Though she tones it down dramatically to the point where it's hard to tell if she's dropped the act, when it comes to talking to Naia, and after Ky defeats her - she explains to him that he's now her superior, hence her changed attitude towards him.
Hopeless Boss Fight - Aaron, the guardian of the Floor the Seventh, appears when you first get to Floor the Fourth. He has over 200 HP, and sends a constant stream of red gems in the defense field. Luckily, Naia uses her second Saving Grace to stop the fight.
Interface Screw - Guardian Effects. Ranging from rendering you unable to switch fields to swapping the position of your left/right and up/down arrows, these limited-time effects are either mildly annoying or your worst nightmare.
Knight Templar - Mir, and by extension, everyone involved in the Tower organization. Their supposed intent is to make people of the finest intellectual and genetics fall in love so they can continue their lineages and produce offspring of the highest caliber. However, they are quite frankly rather benign as far as this trope goes - Mir explains that the intent is not any kind of genocide, but to improve the human race genetically simply through superior breeding, and Naia points out to Ky that their methods ultimately don't hurt anyone. And, to boot, their true plans apparently involve Ky and Naia saving the world, but from what, is not explained.

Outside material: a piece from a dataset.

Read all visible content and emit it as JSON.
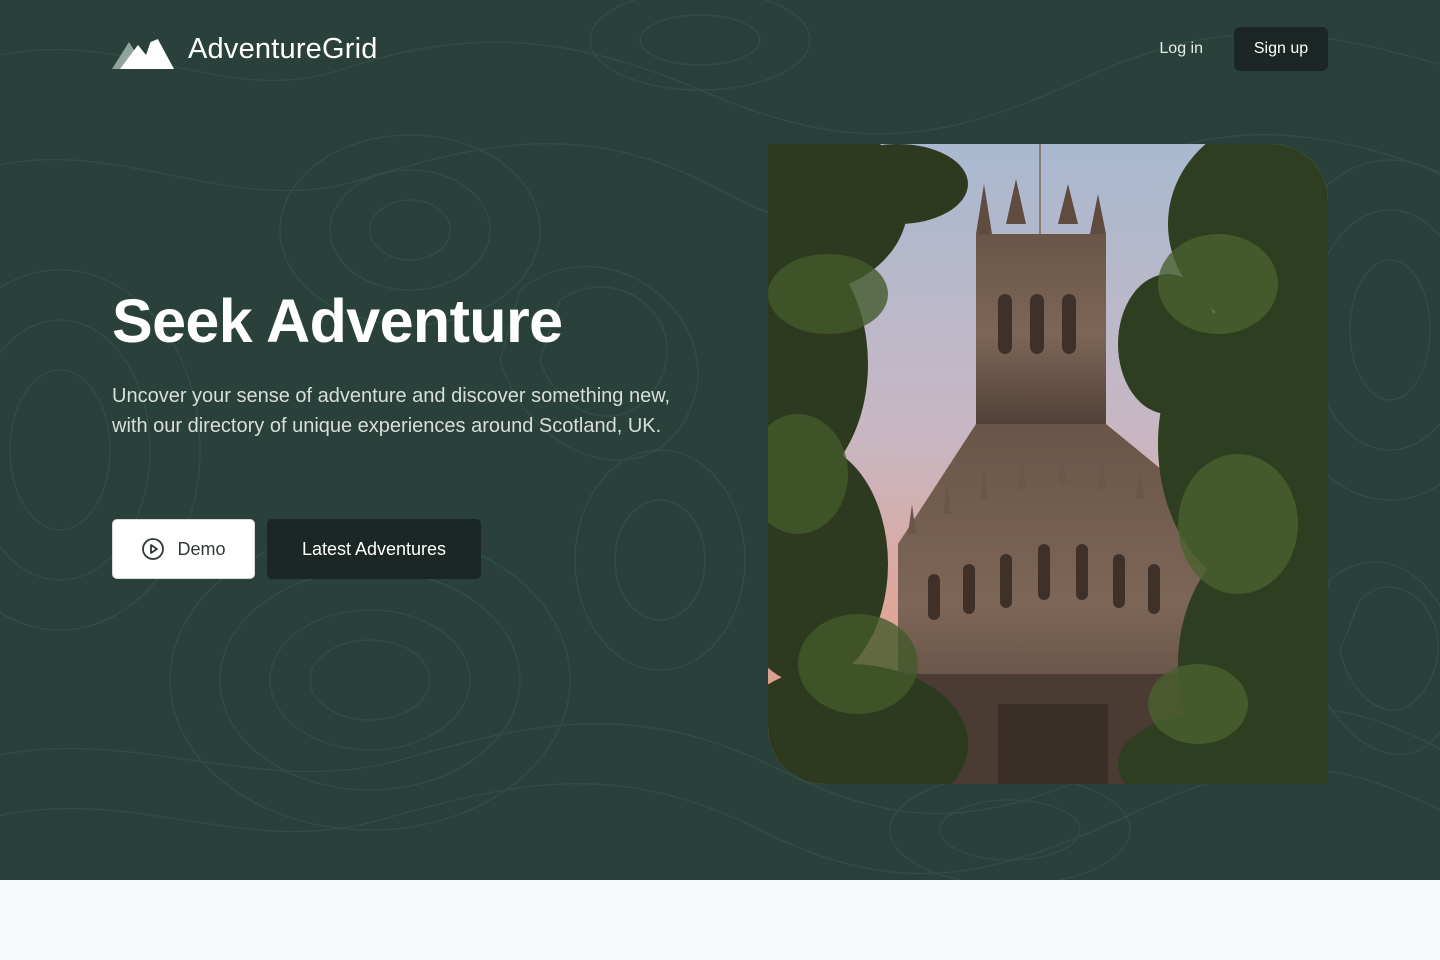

Lampshade Hanging: Several typical RPG tropes have this done to them throughout the course of the dialogue.
Lotus-Eater Machine - Ky and Naia are actually prisoners in a computer simulation designed to pair up intellectually superior humans to further the human race.

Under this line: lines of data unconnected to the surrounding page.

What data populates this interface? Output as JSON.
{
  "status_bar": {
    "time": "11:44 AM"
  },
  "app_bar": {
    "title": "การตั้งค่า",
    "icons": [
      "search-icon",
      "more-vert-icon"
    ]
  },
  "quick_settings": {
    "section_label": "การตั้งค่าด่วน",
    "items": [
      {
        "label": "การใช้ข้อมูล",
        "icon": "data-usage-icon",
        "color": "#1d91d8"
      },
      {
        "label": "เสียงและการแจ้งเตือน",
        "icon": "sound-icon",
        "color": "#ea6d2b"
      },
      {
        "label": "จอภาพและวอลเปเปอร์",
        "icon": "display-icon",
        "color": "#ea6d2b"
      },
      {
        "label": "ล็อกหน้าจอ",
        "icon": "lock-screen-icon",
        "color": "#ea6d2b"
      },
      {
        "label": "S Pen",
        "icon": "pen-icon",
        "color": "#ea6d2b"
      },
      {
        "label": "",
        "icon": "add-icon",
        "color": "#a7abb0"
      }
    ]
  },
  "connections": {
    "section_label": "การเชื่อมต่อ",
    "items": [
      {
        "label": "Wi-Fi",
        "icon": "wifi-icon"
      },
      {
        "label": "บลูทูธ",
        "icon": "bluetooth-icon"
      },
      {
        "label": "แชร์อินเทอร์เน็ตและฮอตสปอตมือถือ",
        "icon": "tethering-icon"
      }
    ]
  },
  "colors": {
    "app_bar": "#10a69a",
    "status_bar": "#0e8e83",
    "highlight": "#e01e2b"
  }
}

Well, not quite. Apparently, the cultivation of Ky and Naia's relationship is even more important than that, according to the secret ending - apparently, they're meant to save the world. From what, however, is left unstated.
And Aaron is... Well, he's actually pretty normal compared to the others, really, being the leader, though he does show some Blood Knight tendencies, where he attacks Ky long before the latter is supposed to fight him, partly due to orders from higher up, and because he's curious about Ky's abilities.

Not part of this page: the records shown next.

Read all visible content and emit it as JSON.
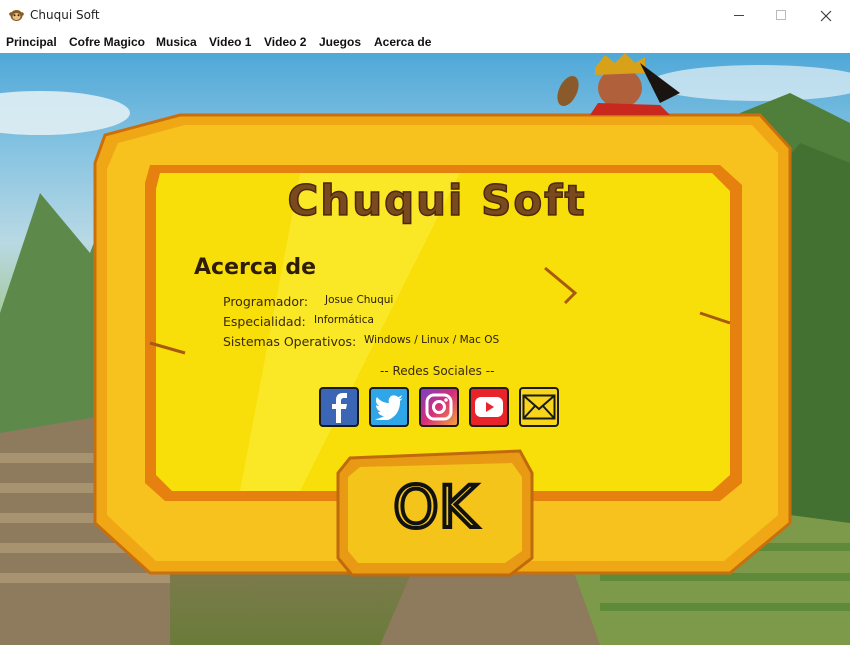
{
  "window": {
    "title": "Chuqui Soft",
    "icon": "monkey-icon"
  },
  "menu": [
    "Principal",
    "Cofre Magico",
    "Musica",
    "Video 1",
    "Video 2",
    "Juegos",
    "Acerca de"
  ],
  "about": {
    "logo_text": "Chuqui Soft",
    "heading": "Acerca de",
    "rows": [
      {
        "label": "Programador:",
        "value": "Josue Chuqui"
      },
      {
        "label": "Especialidad:",
        "value": "Informática"
      },
      {
        "label": "Sistemas Operativos:",
        "value": "Windows / Linux / Mac OS"
      }
    ],
    "social_heading": "-- Redes Sociales --",
    "social_icons": [
      "facebook-icon",
      "twitter-icon",
      "instagram-icon",
      "youtube-icon",
      "email-icon"
    ],
    "ok_label": "OK"
  },
  "colors": {
    "board_gold": "#f5c11a",
    "board_inner": "#f9e40a",
    "board_border": "#e08a12",
    "logo_brown": "#7a4a1e"
  }
}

Randomly Drops - The source of your synthesis materials and likely the most prevalent enemy in the game. Equipment exists to boost the odds in your favor, though it physically cripples you in exchange. Barring the Imaginary Number Pod of course. Being able to desynth the excess materials found in your wanton farming for extra EXP takes away some of the sting.
Though it's unclear if we'll ever actually get a sequel. When asked, Jason (the lead dev) said simply "What's a sequel?" Though he was probably just being sarcastic.
Definitely sarcastic. Someone also asked about a sequel on the Steam forums, and Jason's response was shifty-eye emotes. The writing on the wall is pretty clear, a sequel is probably (if not definitely) in the works.
Shout-Out - Item descriptions, once again often contain these.
Write Who You Know - Ky is a college student from the University of Florida who is majoring in electrical and computer engineering...just like what his voice actor (and the co-founder of Iridium Studios), Jason Wishnov, was before graduating.